On Friday, the Fifth Circuit released this order explaining that BP may still get its shot at a rehearing en banc, but probably not before giving some BP counsel a heart attack. But the mistaken order wasn't a practical joke, simply a clerical error.
5th Circuit Deputy Clerk of Court Tom Plunkett explained to WWL-TV, the legal flub was "accidentally entered by a staff member who hit the wrong button." This explanation is a bit strange in light of the fact that the word "Granted" on the offending order appears to be handwritten.
But then again, the Fifth Circuit has been testing out some new software lately, so what's to say that the "Granted" signature isn't digitally stored?
No matter the reason for the court's woopsie-doodle (as they say down south), its second order was clear: BP's request for a hearing can proceed.
If you feel like you've heard this about BP before, it isn't deja-vu. BP has been in and out of the Fifth Circuit over this Deepwater Horizon settlement issue almost as often as those button-pressing court clerks.
Even with the settlement terms upheld in January, BP continues to rail against the possibility that they might have to pay for businesses' losses due to the Deepwater Horizon spill.
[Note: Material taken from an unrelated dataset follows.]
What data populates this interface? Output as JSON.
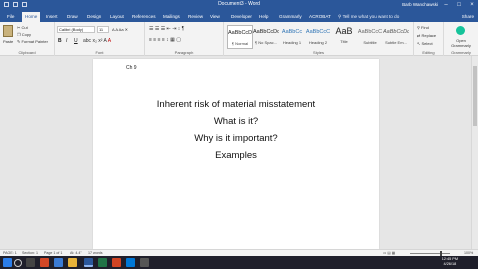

They tried to get the settlement tossed due to class action rules, but Judges Dennis, Davis, and Garza disagreed.
Now BP hopes to have the entire Fifth Circuit hear its case against the current settlement structure, and it just might get it. Friday's order denying plaintiffs' motion to dismiss BP's rehearing petition isn't the same as an order granting BP's petition for an en banc hearing, but it does suggest the court is open to the idea.
Hopefully by then the clerk's office will have sussed out any remaining clerical errors.